# WHAT IS EXPECTED:
Would you repeat, exactly as given, the line with "Convert this screenshot" and every line after it to the end of the entries?

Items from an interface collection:

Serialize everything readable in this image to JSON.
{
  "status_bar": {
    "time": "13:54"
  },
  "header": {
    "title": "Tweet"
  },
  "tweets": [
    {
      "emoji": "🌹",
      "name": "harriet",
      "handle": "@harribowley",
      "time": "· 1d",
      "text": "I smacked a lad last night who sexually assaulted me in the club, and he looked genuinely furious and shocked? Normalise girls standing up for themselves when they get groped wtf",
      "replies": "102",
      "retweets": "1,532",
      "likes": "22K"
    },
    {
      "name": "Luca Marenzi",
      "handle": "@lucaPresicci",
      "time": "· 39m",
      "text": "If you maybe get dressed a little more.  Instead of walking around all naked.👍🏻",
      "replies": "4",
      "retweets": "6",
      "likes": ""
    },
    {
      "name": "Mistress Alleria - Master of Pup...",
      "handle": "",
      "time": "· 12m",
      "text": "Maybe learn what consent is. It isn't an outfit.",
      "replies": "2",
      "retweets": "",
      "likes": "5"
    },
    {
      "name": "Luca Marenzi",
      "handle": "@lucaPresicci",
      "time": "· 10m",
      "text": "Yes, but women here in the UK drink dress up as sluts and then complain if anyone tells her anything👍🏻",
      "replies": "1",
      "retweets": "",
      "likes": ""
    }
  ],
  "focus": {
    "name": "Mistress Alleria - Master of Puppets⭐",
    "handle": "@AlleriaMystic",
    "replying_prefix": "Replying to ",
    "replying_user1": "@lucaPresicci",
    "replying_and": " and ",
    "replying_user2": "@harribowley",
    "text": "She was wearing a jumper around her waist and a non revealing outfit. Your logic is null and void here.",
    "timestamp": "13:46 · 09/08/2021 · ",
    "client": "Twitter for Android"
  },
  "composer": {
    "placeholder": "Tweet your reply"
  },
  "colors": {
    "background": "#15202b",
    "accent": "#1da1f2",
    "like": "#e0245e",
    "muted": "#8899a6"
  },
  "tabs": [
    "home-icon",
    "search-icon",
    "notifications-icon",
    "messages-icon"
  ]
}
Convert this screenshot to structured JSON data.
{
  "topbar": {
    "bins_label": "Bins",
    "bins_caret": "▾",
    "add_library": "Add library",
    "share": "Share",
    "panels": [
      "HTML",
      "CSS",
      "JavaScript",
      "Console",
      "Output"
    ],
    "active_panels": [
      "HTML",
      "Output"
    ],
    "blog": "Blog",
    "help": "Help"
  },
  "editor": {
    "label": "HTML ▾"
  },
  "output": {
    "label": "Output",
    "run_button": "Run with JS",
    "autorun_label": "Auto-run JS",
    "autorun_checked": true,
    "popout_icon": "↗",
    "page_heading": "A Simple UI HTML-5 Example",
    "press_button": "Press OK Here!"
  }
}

# OUTPUT:
Convert this screenshot to structured JSON data.
{
  "topbar": {
    "bins_label": "Bins",
    "bins_caret": "▾",
    "add_library": "Add library",
    "share": "Share",
    "panels": [
      "HTML",
      "CSS",
      "JavaScript",
      "Console",
      "Output"
    ],
    "active_panels": [
      "HTML",
      "Output"
    ],
    "blog": "Blog",
    "help": "Help"
  },
  "editor": {
    "label": "HTML ▾"
  },
  "output": {
    "label": "Output",
    "run_button": "Run with JS",
    "autorun_label": "Auto-run JS",
    "autorun_checked": true,
    "popout_icon": "↗",
    "page_heading": "A Simple UI HTML-5 Example",
    "press_button": "Press OK Here!"
  }
}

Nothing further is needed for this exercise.